[Web page and app entries]
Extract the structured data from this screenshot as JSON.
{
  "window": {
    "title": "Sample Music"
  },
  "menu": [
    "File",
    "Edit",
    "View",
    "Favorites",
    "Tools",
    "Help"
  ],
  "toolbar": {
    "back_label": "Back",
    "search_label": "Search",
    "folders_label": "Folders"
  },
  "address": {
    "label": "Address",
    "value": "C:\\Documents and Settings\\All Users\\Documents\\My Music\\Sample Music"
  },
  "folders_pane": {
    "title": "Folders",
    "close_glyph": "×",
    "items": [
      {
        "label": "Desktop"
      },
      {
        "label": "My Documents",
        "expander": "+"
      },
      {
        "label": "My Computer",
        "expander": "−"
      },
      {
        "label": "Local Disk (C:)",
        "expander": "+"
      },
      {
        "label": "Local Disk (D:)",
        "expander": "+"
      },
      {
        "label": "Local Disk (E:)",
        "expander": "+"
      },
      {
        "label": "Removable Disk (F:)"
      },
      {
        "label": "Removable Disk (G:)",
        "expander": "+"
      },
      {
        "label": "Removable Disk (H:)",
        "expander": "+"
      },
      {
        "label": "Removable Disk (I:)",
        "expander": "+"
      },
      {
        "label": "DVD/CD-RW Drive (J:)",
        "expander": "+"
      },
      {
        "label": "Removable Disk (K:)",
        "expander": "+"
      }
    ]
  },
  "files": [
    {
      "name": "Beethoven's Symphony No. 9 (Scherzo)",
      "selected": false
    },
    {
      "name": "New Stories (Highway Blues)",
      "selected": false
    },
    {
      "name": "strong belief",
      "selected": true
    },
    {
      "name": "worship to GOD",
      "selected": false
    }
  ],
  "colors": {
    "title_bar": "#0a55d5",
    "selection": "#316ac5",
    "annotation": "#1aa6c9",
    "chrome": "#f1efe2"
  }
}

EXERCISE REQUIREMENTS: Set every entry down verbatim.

SOLUTION:
Extract the structured data from this screenshot as JSON.
{
  "window": {
    "title": "Sample Music"
  },
  "menu": [
    "File",
    "Edit",
    "View",
    "Favorites",
    "Tools",
    "Help"
  ],
  "toolbar": {
    "back_label": "Back",
    "search_label": "Search",
    "folders_label": "Folders"
  },
  "address": {
    "label": "Address",
    "value": "C:\\Documents and Settings\\All Users\\Documents\\My Music\\Sample Music"
  },
  "folders_pane": {
    "title": "Folders",
    "close_glyph": "×",
    "items": [
      {
        "label": "Desktop"
      },
      {
        "label": "My Documents",
        "expander": "+"
      },
      {
        "label": "My Computer",
        "expander": "−"
      },
      {
        "label": "Local Disk (C:)",
        "expander": "+"
      },
      {
        "label": "Local Disk (D:)",
        "expander": "+"
      },
      {
        "label": "Local Disk (E:)",
        "expander": "+"
      },
      {
        "label": "Removable Disk (F:)"
      },
      {
        "label": "Removable Disk (G:)",
        "expander": "+"
      },
      {
        "label": "Removable Disk (H:)",
        "expander": "+"
      },
      {
        "label": "Removable Disk (I:)",
        "expander": "+"
      },
      {
        "label": "DVD/CD-RW Drive (J:)",
        "expander": "+"
      },
      {
        "label": "Removable Disk (K:)",
        "expander": "+"
      }
    ]
  },
  "files": [
    {
      "name": "Beethoven's Symphony No. 9 (Scherzo)",
      "selected": false
    },
    {
      "name": "New Stories (Highway Blues)",
      "selected": false
    },
    {
      "name": "strong belief",
      "selected": true
    },
    {
      "name": "worship to GOD",
      "selected": false
    }
  ],
  "colors": {
    "title_bar": "#0a55d5",
    "selection": "#316ac5",
    "annotation": "#1aa6c9",
    "chrome": "#f1efe2"
  }
}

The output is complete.